He was a magnificent lawyer and a convincing speaker. Daniel Webster was probably best remembered for his role in the short story “The Devil and Daniel Webster”. Henry Clay was, perhaps, the greatest compromiser of all time, authoring such documents as the Missouri Compromise, the Compromise of 1850, and the 1833 compromise bill that gradually lowered the tariff which the South had been so angry about. His view on states’ rights was that they should work with the federal government to come to come to a compromise on the issue. Henry Clay was best remembered for his support of the Compromise of 1850.
These three men were very different in a time of more partisanship and anger that today.
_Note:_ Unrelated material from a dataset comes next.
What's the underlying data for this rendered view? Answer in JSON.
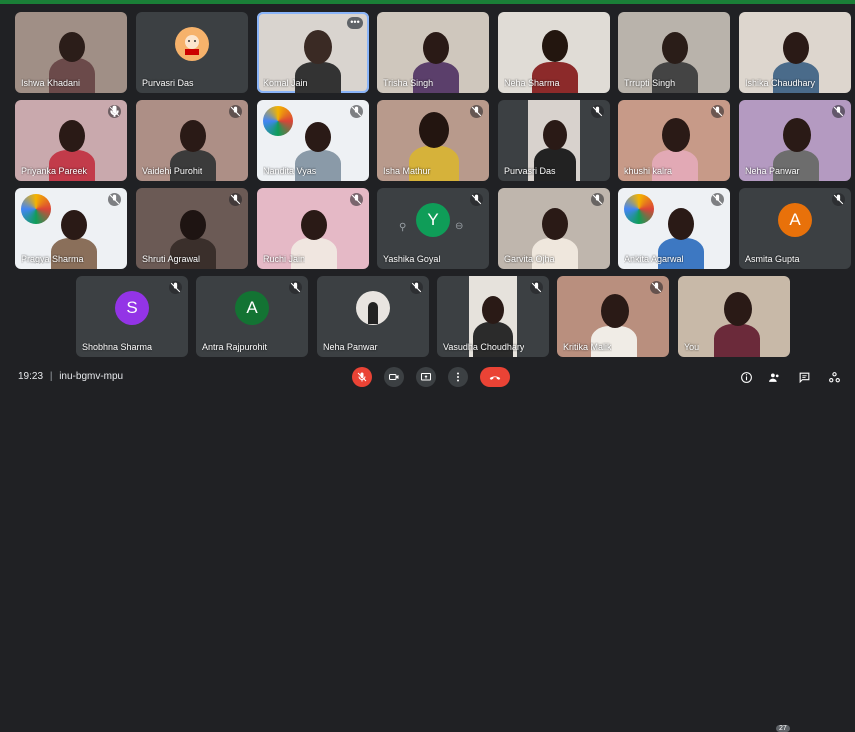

I believe that the nation was fortunate to have Henry Clay, for without him, the Civil War might have come sooner. I also believe that if he hadn’t died in 1852, but lived until 1865, the Civil War might have been prevented; or at least, delayed. I admire Daniel Webster and John C. Calhoun, not for their ideas, but for the way that they fought for what they believed in. It is thanks to these Webster and Calhoun, and men like them, that the Civil War was fought, and thanks to Clay, and men like him, that the Civil war was ended.